▶ _Data_
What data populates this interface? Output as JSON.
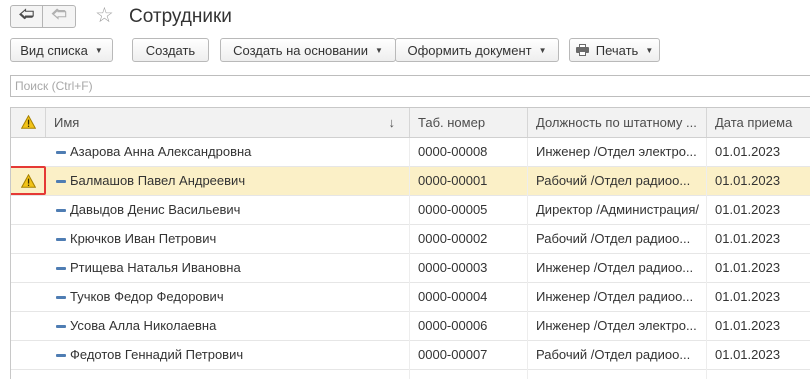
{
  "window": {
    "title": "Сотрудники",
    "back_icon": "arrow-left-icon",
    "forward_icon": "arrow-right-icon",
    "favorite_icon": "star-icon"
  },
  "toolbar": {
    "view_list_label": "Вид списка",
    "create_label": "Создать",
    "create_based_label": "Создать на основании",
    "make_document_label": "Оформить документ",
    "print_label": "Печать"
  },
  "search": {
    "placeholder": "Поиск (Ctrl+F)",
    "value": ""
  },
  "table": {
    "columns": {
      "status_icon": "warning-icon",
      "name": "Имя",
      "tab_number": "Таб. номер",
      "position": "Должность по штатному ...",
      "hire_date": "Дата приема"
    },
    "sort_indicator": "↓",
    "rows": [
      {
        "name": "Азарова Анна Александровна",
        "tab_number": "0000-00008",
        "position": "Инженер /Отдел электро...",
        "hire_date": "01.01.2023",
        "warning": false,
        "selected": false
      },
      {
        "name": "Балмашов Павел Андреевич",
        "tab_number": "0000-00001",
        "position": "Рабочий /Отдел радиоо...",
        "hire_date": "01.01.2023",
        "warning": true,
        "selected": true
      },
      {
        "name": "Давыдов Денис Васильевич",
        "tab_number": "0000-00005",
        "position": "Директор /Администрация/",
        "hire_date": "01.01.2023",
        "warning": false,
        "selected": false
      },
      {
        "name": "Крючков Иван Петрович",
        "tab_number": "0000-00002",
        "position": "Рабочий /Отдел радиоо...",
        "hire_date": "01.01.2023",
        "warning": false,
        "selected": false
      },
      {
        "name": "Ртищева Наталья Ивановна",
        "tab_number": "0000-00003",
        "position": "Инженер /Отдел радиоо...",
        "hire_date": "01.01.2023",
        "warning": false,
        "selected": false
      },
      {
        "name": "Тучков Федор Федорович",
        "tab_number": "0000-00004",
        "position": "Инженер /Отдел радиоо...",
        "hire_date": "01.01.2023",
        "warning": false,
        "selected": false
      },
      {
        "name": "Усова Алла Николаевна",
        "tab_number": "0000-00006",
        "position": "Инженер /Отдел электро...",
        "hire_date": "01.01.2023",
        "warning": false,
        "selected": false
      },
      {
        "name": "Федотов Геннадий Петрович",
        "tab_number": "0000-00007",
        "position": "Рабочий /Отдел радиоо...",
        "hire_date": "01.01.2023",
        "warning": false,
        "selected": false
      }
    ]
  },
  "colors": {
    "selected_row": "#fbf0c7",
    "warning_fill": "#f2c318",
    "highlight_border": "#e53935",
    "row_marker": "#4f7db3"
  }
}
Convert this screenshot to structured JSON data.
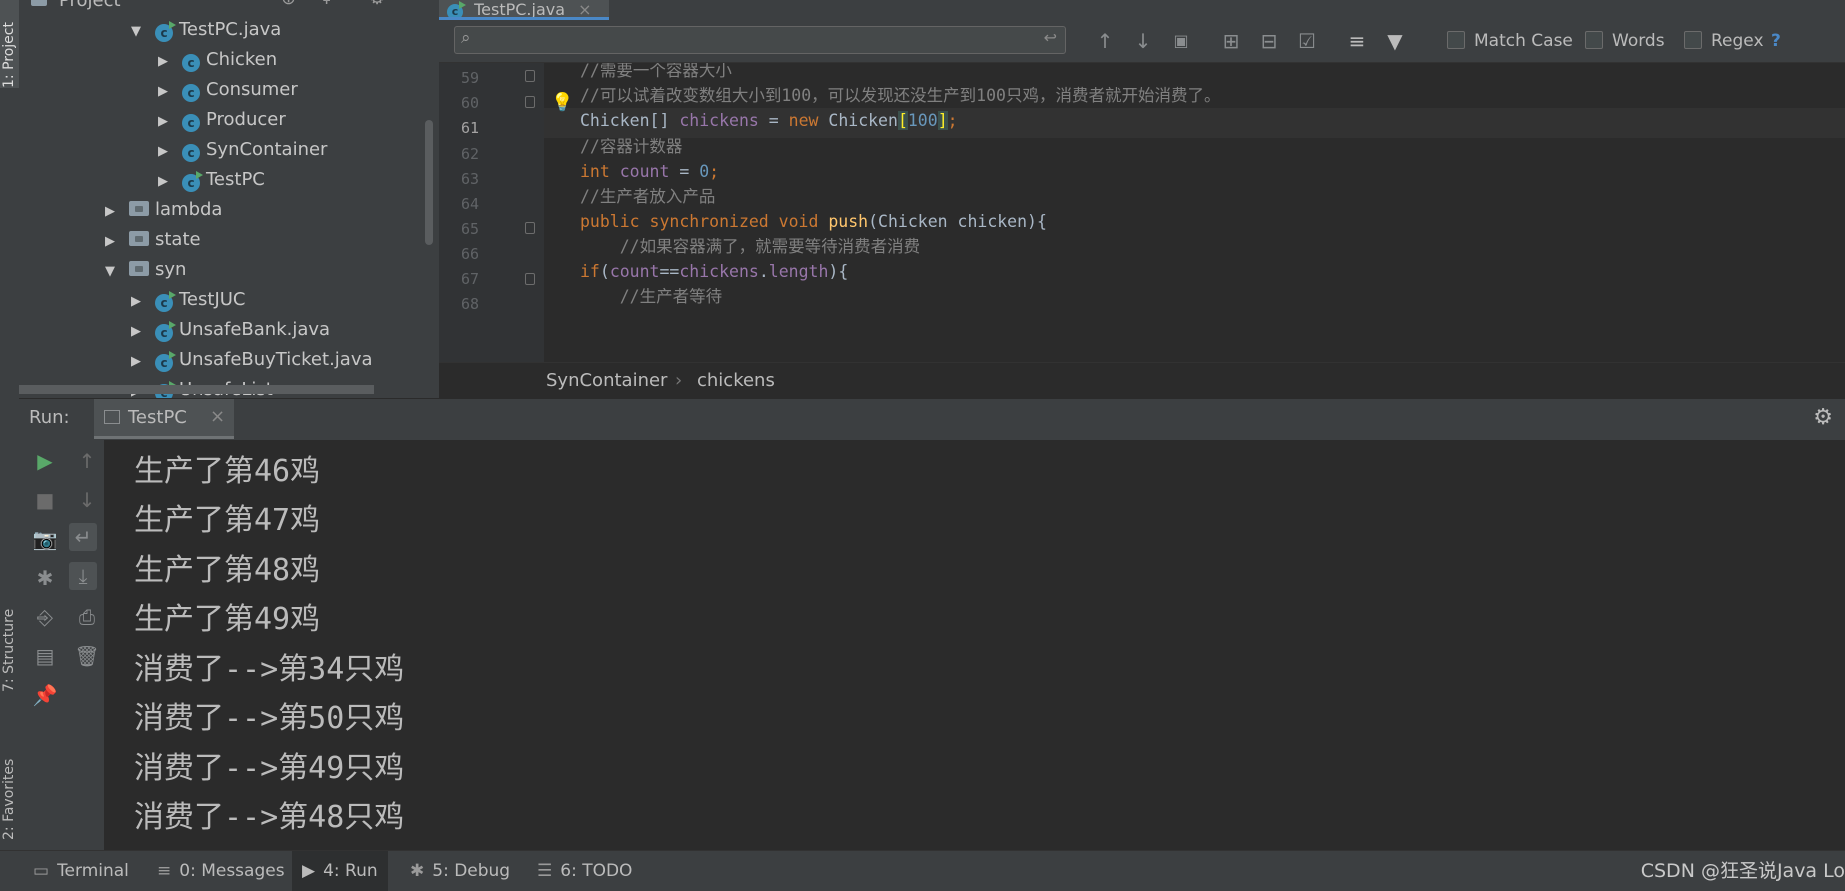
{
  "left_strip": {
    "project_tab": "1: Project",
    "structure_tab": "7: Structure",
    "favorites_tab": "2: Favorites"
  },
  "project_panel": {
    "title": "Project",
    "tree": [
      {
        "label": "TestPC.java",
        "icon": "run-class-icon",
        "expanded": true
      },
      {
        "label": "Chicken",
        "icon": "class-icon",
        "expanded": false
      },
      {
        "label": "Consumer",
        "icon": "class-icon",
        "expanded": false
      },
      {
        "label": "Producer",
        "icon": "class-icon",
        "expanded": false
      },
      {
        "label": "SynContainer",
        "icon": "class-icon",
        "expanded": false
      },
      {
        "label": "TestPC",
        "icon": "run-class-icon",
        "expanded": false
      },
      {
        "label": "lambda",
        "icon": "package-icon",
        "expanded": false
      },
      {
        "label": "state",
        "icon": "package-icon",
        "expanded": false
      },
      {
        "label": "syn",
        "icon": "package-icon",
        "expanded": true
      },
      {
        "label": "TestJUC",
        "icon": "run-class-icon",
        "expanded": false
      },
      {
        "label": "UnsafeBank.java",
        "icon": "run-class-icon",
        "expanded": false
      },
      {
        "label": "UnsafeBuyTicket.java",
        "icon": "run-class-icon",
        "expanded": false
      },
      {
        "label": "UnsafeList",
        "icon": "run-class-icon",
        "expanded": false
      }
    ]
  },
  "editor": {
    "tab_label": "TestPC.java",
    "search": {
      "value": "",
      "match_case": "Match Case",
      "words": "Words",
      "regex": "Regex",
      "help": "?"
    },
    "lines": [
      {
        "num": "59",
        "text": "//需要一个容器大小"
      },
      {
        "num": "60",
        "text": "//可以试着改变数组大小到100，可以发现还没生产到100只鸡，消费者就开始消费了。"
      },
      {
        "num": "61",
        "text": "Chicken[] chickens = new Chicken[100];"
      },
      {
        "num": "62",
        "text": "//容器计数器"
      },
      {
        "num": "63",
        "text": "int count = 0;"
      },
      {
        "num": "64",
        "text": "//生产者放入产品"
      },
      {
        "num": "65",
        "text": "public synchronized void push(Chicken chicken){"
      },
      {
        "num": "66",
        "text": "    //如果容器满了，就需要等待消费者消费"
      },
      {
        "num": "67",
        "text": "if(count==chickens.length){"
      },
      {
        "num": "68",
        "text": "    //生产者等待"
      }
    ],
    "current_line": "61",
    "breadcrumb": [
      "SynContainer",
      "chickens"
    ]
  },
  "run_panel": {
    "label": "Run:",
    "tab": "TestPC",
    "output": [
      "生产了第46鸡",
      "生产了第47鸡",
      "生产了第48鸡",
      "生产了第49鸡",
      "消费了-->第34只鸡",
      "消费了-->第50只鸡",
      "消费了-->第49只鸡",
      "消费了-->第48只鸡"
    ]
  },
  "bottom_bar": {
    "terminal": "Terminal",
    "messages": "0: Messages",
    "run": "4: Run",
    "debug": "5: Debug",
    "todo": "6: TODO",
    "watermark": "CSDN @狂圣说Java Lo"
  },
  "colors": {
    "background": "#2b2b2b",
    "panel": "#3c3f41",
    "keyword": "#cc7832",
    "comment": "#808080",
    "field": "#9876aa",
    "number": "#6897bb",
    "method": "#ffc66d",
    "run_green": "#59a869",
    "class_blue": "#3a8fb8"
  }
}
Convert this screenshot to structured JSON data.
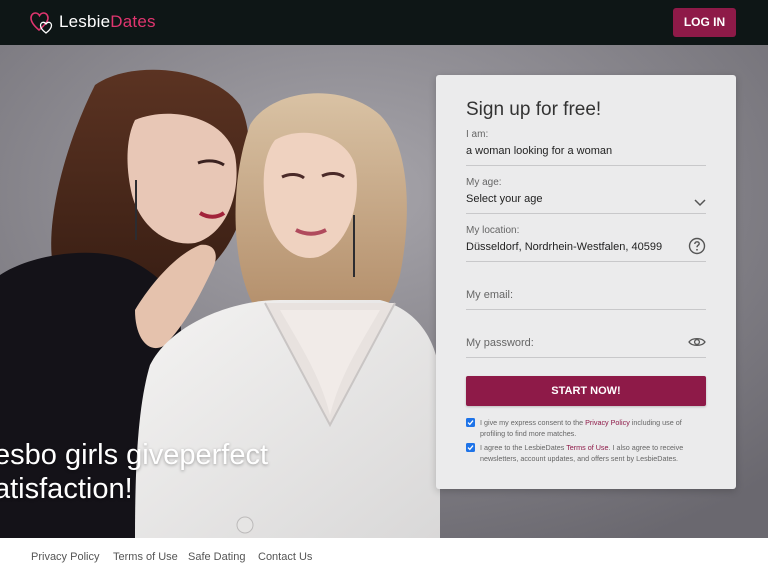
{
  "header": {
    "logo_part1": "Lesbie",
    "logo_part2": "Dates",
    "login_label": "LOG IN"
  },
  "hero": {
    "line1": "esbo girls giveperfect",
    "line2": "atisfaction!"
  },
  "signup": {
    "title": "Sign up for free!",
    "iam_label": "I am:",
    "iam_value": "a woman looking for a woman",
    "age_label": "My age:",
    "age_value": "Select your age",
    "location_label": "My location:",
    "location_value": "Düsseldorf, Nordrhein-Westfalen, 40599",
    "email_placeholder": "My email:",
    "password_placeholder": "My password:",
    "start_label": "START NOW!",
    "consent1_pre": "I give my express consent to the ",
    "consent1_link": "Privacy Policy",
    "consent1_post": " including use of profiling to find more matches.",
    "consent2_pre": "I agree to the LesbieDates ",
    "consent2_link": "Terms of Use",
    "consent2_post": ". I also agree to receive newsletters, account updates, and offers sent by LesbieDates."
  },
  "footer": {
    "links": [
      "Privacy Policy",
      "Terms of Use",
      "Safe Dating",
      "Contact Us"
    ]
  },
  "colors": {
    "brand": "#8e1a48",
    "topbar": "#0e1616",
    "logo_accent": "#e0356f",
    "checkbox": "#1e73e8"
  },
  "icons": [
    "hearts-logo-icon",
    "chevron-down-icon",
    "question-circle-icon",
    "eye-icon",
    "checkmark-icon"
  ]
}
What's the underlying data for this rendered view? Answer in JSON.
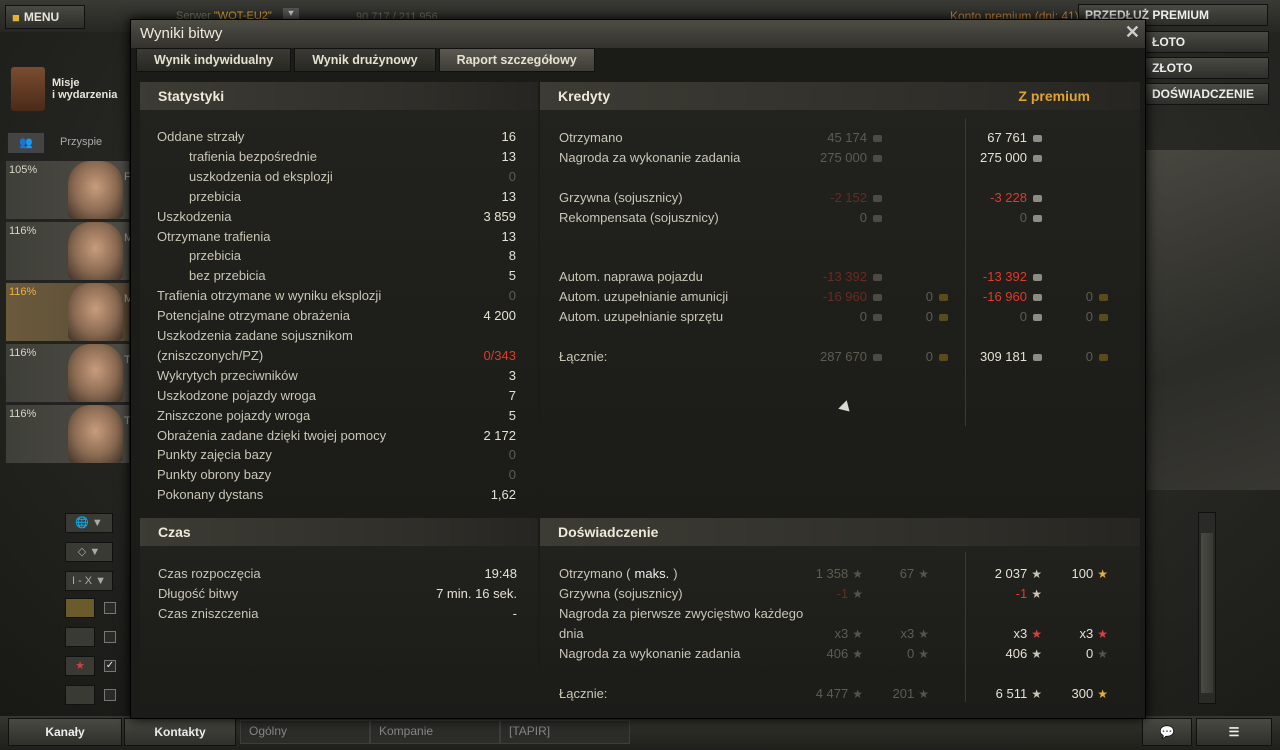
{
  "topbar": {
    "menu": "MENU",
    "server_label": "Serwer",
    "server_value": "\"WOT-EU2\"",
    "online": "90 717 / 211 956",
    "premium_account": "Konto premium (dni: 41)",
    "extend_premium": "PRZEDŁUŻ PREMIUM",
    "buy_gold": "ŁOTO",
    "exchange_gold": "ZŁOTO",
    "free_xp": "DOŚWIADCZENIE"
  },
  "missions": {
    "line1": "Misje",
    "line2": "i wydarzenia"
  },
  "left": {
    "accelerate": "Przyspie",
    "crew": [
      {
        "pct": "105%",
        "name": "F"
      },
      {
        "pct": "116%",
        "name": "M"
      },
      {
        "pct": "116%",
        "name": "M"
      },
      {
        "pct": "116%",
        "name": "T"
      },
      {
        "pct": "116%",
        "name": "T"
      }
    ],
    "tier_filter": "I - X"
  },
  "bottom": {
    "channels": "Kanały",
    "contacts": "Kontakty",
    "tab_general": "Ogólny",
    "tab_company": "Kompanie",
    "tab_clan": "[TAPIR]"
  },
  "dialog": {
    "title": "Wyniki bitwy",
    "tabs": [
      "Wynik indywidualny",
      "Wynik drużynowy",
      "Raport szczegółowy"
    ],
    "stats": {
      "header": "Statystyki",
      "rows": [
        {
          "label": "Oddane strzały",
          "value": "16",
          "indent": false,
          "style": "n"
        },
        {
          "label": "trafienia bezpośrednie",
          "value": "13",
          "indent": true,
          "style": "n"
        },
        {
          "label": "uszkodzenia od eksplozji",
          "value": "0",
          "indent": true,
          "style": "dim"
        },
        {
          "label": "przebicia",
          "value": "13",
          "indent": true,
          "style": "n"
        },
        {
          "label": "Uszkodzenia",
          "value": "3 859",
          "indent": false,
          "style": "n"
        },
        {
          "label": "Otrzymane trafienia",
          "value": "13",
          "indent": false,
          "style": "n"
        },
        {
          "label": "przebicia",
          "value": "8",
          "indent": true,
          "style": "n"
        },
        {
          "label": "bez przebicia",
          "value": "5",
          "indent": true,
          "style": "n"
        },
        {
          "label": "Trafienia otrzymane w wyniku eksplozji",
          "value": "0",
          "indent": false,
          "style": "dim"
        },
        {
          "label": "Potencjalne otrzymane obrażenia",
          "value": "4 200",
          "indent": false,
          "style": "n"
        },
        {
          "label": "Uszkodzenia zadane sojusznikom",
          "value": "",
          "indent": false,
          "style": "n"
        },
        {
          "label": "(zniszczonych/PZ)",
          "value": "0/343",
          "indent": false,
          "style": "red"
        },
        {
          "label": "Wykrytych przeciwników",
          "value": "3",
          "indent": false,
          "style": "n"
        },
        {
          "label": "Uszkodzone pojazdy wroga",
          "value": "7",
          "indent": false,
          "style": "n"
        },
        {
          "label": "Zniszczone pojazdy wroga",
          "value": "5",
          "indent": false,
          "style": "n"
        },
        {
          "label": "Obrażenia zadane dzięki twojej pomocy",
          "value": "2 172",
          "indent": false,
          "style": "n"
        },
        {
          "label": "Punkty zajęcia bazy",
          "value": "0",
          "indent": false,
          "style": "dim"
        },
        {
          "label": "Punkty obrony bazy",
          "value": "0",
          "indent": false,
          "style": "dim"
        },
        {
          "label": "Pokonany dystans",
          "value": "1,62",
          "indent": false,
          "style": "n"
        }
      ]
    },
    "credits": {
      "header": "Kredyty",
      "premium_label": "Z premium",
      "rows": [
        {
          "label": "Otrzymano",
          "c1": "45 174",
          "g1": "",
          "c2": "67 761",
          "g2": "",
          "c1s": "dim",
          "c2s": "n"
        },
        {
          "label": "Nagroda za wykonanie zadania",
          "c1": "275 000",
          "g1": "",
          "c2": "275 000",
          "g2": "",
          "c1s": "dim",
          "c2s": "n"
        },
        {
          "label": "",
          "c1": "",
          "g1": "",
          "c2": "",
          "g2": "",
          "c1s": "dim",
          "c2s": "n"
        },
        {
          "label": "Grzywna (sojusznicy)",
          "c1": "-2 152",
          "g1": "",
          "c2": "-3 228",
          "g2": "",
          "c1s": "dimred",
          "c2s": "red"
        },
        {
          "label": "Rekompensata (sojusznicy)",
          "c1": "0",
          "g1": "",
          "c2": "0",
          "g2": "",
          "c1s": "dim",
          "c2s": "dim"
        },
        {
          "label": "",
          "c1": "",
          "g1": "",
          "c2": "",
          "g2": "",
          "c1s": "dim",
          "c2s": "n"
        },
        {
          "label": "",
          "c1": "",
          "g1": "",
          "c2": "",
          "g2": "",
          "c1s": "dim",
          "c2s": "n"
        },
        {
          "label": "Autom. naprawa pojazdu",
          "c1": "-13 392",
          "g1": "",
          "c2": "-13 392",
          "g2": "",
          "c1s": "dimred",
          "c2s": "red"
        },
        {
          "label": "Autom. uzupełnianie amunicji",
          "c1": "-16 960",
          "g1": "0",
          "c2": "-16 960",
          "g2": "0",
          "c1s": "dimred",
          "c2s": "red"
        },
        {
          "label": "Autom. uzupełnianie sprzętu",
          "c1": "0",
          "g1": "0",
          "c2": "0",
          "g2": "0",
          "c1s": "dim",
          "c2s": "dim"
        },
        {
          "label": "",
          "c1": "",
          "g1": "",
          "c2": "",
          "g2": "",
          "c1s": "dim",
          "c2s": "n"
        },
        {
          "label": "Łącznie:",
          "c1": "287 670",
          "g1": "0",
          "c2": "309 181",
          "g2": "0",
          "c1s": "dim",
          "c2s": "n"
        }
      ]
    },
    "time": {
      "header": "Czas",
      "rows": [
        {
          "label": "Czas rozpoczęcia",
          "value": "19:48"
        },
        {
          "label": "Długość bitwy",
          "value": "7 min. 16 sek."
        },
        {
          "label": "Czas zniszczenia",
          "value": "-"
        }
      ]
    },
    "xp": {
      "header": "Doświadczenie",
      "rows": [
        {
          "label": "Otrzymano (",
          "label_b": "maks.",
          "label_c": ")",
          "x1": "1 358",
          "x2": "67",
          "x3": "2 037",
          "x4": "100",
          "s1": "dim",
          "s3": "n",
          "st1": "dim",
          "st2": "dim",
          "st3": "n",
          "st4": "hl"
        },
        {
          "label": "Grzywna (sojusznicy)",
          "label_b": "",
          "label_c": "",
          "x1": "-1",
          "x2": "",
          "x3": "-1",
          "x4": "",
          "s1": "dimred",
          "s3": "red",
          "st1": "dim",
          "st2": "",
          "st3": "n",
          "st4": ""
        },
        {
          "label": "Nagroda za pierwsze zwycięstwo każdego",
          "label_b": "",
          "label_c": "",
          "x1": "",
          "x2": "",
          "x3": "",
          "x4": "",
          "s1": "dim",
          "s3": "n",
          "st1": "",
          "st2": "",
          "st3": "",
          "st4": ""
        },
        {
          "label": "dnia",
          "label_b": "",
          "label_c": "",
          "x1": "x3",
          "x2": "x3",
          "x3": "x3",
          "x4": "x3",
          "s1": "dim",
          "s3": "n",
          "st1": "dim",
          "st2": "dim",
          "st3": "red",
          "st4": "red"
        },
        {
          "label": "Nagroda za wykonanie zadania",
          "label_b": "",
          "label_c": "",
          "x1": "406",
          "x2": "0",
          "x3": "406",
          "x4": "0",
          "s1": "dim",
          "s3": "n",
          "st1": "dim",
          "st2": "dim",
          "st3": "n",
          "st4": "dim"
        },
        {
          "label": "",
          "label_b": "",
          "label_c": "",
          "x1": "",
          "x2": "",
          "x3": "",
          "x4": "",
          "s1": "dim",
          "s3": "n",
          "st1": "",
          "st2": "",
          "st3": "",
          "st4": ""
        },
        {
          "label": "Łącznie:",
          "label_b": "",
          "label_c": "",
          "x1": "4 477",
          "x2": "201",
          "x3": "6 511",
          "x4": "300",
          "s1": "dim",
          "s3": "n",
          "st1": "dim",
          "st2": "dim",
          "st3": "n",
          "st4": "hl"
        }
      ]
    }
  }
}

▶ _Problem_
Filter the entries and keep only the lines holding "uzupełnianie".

▶ _Expected output_
          "label": "Autom. uzupełnianie amunicji",
          "label": "Autom. uzupełnianie sprzętu",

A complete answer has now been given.